◆ Exercise material:
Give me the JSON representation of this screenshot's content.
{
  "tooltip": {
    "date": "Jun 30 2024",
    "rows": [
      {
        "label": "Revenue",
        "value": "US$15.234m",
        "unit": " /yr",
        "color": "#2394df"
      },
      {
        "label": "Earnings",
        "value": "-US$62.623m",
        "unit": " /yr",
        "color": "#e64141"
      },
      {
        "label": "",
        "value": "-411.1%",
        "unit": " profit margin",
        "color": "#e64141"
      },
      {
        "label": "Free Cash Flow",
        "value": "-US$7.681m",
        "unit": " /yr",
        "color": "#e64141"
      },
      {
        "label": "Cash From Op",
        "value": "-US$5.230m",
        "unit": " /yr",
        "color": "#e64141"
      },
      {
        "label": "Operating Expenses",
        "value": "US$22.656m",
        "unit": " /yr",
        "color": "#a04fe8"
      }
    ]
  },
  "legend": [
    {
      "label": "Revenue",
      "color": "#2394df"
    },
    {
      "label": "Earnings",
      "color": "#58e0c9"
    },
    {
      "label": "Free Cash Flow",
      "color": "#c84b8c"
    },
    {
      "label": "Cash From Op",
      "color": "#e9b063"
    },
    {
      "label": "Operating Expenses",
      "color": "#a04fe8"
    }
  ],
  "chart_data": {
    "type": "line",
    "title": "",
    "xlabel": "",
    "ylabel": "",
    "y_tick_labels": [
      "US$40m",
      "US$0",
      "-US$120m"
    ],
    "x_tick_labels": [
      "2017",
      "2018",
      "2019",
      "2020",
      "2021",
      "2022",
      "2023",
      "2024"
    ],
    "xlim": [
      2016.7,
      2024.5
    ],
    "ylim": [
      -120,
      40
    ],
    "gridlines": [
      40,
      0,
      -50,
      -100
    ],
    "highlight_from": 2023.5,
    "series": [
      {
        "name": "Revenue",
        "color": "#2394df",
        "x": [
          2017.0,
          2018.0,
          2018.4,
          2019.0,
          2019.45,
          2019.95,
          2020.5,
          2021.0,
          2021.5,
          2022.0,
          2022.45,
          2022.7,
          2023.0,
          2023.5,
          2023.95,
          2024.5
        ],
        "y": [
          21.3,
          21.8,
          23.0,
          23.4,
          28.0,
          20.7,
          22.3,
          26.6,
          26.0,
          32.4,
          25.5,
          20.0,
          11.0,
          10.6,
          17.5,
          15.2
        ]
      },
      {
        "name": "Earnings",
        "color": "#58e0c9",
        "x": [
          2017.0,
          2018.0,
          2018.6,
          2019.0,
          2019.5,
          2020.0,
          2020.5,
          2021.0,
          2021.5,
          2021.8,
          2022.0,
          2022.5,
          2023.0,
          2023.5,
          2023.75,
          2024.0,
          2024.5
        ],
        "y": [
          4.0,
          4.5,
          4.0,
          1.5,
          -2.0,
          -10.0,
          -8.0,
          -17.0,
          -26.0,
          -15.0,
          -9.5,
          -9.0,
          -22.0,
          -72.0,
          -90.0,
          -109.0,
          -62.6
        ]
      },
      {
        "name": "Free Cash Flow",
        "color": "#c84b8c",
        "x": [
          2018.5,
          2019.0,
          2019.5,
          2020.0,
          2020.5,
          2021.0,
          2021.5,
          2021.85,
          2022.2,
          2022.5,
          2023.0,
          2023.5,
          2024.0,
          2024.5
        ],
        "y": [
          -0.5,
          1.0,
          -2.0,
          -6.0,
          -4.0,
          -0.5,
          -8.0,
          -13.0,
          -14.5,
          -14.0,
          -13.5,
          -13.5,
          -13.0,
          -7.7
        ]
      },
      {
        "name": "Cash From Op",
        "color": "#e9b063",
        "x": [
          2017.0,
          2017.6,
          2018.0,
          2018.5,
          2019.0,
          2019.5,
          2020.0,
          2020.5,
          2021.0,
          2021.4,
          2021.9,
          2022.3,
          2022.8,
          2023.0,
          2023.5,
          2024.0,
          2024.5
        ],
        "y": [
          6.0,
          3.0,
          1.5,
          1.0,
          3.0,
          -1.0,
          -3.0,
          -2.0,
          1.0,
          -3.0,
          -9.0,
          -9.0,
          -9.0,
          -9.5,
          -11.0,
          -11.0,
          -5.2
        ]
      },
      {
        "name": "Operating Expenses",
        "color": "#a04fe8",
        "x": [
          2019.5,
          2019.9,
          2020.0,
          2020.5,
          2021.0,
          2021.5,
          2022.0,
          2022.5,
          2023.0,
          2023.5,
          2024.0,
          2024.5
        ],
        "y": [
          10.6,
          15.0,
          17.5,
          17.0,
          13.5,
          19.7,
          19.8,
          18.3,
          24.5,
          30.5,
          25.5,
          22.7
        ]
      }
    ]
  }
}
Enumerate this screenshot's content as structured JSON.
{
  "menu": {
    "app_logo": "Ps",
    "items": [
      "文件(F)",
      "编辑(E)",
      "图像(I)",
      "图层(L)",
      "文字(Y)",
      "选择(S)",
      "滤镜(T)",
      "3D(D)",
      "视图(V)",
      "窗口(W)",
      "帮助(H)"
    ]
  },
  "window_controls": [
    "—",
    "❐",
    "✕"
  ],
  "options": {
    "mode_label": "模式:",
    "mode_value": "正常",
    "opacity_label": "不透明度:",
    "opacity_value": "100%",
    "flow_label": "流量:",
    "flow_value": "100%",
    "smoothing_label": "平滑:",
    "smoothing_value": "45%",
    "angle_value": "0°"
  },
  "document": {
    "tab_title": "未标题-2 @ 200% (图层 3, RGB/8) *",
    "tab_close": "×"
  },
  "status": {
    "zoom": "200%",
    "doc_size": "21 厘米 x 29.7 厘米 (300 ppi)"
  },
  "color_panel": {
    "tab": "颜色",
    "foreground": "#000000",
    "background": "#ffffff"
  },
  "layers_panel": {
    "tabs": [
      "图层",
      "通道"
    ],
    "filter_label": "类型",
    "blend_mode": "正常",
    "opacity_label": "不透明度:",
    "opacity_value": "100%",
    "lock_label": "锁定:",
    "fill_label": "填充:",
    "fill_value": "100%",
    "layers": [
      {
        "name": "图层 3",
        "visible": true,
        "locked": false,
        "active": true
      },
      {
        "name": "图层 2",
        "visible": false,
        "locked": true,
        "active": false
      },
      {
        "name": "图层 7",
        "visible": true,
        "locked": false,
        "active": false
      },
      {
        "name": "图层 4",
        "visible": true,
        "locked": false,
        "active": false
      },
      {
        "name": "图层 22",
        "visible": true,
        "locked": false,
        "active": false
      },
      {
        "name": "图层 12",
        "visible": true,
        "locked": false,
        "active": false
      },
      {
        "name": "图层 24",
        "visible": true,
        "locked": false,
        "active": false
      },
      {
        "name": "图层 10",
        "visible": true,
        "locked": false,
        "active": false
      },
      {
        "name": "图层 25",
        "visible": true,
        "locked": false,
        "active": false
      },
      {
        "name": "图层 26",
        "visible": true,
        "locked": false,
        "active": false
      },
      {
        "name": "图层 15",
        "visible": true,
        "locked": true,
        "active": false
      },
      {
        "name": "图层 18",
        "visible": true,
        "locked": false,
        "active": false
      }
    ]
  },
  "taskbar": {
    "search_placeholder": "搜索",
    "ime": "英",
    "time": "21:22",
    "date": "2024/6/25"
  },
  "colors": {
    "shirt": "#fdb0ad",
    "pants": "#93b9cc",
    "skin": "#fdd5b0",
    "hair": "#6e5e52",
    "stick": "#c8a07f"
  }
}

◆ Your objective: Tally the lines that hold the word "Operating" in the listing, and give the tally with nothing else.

◆ Solution for this exercise: 3